• What is needed: The data is to be retyped in full, exactly.

Data excerpts:
= = = = =
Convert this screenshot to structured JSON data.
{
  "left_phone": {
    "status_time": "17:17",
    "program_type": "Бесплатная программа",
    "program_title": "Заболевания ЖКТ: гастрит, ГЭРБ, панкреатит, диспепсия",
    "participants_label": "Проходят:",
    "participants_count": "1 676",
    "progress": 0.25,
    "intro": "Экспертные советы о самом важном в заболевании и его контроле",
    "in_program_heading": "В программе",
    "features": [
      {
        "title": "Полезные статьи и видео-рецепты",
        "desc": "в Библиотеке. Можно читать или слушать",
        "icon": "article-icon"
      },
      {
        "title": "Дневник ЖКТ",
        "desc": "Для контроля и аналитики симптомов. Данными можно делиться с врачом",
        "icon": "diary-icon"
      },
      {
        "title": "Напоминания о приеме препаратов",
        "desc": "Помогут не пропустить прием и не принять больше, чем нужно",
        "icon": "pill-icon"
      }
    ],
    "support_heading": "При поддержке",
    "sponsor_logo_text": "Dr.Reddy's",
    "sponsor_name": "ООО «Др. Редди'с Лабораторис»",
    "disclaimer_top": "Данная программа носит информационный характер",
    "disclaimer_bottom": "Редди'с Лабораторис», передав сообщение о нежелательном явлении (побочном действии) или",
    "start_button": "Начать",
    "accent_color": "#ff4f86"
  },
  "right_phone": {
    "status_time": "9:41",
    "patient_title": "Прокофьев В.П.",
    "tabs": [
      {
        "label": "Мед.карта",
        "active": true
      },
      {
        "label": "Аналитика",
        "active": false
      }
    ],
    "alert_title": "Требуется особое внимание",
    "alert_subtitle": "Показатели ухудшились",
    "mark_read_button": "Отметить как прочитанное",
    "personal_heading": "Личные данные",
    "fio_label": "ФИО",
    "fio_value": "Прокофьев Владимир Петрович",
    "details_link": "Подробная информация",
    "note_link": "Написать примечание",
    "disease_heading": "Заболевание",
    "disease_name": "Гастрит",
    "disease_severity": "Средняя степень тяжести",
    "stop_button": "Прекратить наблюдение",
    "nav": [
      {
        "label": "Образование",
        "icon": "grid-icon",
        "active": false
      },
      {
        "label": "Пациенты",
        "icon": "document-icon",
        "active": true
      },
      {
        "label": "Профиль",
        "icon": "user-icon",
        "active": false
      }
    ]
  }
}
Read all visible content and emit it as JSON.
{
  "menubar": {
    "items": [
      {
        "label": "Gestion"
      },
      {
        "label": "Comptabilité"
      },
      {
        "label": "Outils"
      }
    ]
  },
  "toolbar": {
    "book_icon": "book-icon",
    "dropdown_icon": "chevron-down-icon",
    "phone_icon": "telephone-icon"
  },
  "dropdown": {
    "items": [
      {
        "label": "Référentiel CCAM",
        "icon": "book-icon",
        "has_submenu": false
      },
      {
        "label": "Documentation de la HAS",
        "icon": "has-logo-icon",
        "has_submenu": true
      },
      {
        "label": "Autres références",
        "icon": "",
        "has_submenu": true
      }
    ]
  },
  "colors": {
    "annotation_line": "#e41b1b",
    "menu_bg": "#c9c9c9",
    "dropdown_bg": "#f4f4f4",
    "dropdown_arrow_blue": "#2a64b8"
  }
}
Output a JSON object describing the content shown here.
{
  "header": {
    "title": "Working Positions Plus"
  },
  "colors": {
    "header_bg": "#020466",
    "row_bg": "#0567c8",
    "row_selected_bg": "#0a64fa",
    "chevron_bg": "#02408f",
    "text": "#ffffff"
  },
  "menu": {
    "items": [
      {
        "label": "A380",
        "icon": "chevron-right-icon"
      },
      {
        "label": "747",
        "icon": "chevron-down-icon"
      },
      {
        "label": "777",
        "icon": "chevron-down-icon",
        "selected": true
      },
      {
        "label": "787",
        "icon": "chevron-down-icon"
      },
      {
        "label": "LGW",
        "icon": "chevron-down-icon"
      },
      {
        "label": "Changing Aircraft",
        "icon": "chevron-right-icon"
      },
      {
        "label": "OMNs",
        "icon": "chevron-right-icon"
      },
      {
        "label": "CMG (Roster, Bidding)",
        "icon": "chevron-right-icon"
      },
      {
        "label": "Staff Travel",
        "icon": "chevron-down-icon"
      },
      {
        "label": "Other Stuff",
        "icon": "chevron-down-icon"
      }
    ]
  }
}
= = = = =
• Response area:
Convert this screenshot to structured JSON data.
{
  "left_phone": {
    "status_time": "17:17",
    "program_type": "Бесплатная программа",
    "program_title": "Заболевания ЖКТ: гастрит, ГЭРБ, панкреатит, диспепсия",
    "participants_label": "Проходят:",
    "participants_count": "1 676",
    "progress": 0.25,
    "intro": "Экспертные советы о самом важном в заболевании и его контроле",
    "in_program_heading": "В программе",
    "features": [
      {
        "title": "Полезные статьи и видео-рецепты",
        "desc": "в Библиотеке. Можно читать или слушать",
        "icon": "article-icon"
      },
      {
        "title": "Дневник ЖКТ",
        "desc": "Для контроля и аналитики симптомов. Данными можно делиться с врачом",
        "icon": "diary-icon"
      },
      {
        "title": "Напоминания о приеме препаратов",
        "desc": "Помогут не пропустить прием и не принять больше, чем нужно",
        "icon": "pill-icon"
      }
    ],
    "support_heading": "При поддержке",
    "sponsor_logo_text": "Dr.Reddy's",
    "sponsor_name": "ООО «Др. Редди'с Лабораторис»",
    "disclaimer_top": "Данная программа носит информационный характер",
    "disclaimer_bottom": "Редди'с Лабораторис», передав сообщение о нежелательном явлении (побочном действии) или",
    "start_button": "Начать",
    "accent_color": "#ff4f86"
  },
  "right_phone": {
    "status_time": "9:41",
    "patient_title": "Прокофьев В.П.",
    "tabs": [
      {
        "label": "Мед.карта",
        "active": true
      },
      {
        "label": "Аналитика",
        "active": false
      }
    ],
    "alert_title": "Требуется особое внимание",
    "alert_subtitle": "Показатели ухудшились",
    "mark_read_button": "Отметить как прочитанное",
    "personal_heading": "Личные данные",
    "fio_label": "ФИО",
    "fio_value": "Прокофьев Владимир Петрович",
    "details_link": "Подробная информация",
    "note_link": "Написать примечание",
    "disease_heading": "Заболевание",
    "disease_name": "Гастрит",
    "disease_severity": "Средняя степень тяжести",
    "stop_button": "Прекратить наблюдение",
    "nav": [
      {
        "label": "Образование",
        "icon": "grid-icon",
        "active": false
      },
      {
        "label": "Пациенты",
        "icon": "document-icon",
        "active": true
      },
      {
        "label": "Профиль",
        "icon": "user-icon",
        "active": false
      }
    ]
  }
}
Read all visible content and emit it as JSON.
{
  "menubar": {
    "items": [
      {
        "label": "Gestion"
      },
      {
        "label": "Comptabilité"
      },
      {
        "label": "Outils"
      }
    ]
  },
  "toolbar": {
    "book_icon": "book-icon",
    "dropdown_icon": "chevron-down-icon",
    "phone_icon": "telephone-icon"
  },
  "dropdown": {
    "items": [
      {
        "label": "Référentiel CCAM",
        "icon": "book-icon",
        "has_submenu": false
      },
      {
        "label": "Documentation de la HAS",
        "icon": "has-logo-icon",
        "has_submenu": true
      },
      {
        "label": "Autres références",
        "icon": "",
        "has_submenu": true
      }
    ]
  },
  "colors": {
    "annotation_line": "#e41b1b",
    "menu_bg": "#c9c9c9",
    "dropdown_bg": "#f4f4f4",
    "dropdown_arrow_blue": "#2a64b8"
  }
}
Output a JSON object describing the content shown here.
{
  "header": {
    "title": "Working Positions Plus"
  },
  "colors": {
    "header_bg": "#020466",
    "row_bg": "#0567c8",
    "row_selected_bg": "#0a64fa",
    "chevron_bg": "#02408f",
    "text": "#ffffff"
  },
  "menu": {
    "items": [
      {
        "label": "A380",
        "icon": "chevron-right-icon"
      },
      {
        "label": "747",
        "icon": "chevron-down-icon"
      },
      {
        "label": "777",
        "icon": "chevron-down-icon",
        "selected": true
      },
      {
        "label": "787",
        "icon": "chevron-down-icon"
      },
      {
        "label": "LGW",
        "icon": "chevron-down-icon"
      },
      {
        "label": "Changing Aircraft",
        "icon": "chevron-right-icon"
      },
      {
        "label": "OMNs",
        "icon": "chevron-right-icon"
      },
      {
        "label": "CMG (Roster, Bidding)",
        "icon": "chevron-right-icon"
      },
      {
        "label": "Staff Travel",
        "icon": "chevron-down-icon"
      },
      {
        "label": "Other Stuff",
        "icon": "chevron-down-icon"
      }
    ]
  }
}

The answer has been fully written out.